Problem statement:
Your task is to return the span of lines beginning at the one with "Parse this screenshot: output" and ending at the last line of the data, exactly as it stands.

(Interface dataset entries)
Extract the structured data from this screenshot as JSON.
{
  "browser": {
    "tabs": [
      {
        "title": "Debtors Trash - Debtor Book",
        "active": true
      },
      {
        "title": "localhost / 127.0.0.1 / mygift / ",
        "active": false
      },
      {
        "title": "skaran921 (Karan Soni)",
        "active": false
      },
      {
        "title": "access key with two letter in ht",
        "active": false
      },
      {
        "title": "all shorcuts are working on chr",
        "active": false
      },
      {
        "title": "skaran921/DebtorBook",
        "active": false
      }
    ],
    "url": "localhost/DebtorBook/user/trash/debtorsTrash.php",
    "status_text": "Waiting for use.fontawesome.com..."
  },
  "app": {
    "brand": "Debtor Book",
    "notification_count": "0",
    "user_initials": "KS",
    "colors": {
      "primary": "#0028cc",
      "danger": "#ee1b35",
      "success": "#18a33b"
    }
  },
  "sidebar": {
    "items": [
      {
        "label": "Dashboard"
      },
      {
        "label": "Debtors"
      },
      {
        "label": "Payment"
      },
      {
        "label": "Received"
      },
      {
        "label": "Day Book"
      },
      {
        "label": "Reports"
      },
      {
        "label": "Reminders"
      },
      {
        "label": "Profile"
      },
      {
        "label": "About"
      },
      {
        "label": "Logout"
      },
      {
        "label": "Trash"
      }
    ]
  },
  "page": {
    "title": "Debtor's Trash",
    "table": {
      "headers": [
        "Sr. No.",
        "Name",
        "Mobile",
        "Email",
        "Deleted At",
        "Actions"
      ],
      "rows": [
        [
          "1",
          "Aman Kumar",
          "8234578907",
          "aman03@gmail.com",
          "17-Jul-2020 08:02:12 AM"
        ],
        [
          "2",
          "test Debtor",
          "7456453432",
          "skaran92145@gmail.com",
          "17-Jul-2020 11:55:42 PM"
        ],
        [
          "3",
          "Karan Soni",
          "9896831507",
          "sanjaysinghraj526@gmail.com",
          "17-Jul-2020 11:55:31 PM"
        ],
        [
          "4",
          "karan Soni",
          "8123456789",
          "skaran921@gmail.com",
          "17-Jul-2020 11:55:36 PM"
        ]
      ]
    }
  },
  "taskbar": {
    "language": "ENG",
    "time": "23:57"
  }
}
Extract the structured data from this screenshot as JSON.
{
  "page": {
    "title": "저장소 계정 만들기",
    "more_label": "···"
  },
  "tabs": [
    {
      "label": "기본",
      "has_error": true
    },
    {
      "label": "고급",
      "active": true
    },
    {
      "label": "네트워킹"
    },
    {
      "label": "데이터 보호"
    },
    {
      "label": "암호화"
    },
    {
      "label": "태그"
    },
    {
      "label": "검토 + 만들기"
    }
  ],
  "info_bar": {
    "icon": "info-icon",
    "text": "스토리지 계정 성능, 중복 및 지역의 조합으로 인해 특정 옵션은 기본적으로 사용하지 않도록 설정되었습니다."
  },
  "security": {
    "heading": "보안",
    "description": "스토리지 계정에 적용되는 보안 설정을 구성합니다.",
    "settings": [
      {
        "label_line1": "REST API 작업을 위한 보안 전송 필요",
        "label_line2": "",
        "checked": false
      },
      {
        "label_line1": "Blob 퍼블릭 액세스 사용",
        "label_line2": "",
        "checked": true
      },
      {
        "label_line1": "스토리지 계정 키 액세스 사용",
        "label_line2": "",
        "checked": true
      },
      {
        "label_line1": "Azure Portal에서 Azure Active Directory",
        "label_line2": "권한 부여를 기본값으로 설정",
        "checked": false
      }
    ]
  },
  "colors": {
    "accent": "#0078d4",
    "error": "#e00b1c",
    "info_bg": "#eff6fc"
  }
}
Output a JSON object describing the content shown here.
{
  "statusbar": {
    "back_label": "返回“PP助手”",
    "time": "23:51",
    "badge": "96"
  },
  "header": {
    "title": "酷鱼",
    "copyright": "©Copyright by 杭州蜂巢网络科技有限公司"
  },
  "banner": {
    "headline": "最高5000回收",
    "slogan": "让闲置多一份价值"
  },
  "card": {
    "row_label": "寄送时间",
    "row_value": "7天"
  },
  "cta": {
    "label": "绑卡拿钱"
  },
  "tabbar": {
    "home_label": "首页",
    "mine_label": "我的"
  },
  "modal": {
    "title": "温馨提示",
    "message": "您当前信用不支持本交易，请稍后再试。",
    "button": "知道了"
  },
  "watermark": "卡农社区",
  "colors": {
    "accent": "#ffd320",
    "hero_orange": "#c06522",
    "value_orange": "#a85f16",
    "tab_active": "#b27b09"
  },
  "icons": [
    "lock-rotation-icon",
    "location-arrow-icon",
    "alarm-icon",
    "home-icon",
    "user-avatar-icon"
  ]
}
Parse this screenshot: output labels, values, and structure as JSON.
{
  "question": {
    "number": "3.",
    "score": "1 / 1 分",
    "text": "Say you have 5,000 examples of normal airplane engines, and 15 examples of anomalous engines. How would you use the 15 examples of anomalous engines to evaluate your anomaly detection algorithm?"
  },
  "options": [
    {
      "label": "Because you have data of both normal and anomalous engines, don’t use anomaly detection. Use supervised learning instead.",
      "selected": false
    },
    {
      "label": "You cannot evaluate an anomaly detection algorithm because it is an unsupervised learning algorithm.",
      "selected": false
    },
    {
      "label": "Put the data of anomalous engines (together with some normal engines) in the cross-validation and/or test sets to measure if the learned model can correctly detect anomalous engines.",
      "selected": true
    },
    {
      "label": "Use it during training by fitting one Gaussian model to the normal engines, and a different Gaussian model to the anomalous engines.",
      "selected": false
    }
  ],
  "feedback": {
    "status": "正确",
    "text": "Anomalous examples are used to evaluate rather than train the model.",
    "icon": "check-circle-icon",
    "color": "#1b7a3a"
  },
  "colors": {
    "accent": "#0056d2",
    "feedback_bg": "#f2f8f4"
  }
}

Expected answer:
Parse this screenshot: output labels, values, and structure as JSON.
{
  "question": {
    "number": "3.",
    "score": "1 / 1 分",
    "text": "Say you have 5,000 examples of normal airplane engines, and 15 examples of anomalous engines. How would you use the 15 examples of anomalous engines to evaluate your anomaly detection algorithm?"
  },
  "options": [
    {
      "label": "Because you have data of both normal and anomalous engines, don’t use anomaly detection. Use supervised learning instead.",
      "selected": false
    },
    {
      "label": "You cannot evaluate an anomaly detection algorithm because it is an unsupervised learning algorithm.",
      "selected": false
    },
    {
      "label": "Put the data of anomalous engines (together with some normal engines) in the cross-validation and/or test sets to measure if the learned model can correctly detect anomalous engines.",
      "selected": true
    },
    {
      "label": "Use it during training by fitting one Gaussian model to the normal engines, and a different Gaussian model to the anomalous engines.",
      "selected": false
    }
  ],
  "feedback": {
    "status": "正确",
    "text": "Anomalous examples are used to evaluate rather than train the model.",
    "icon": "check-circle-icon",
    "color": "#1b7a3a"
  },
  "colors": {
    "accent": "#0056d2",
    "feedback_bg": "#f2f8f4"
  }
}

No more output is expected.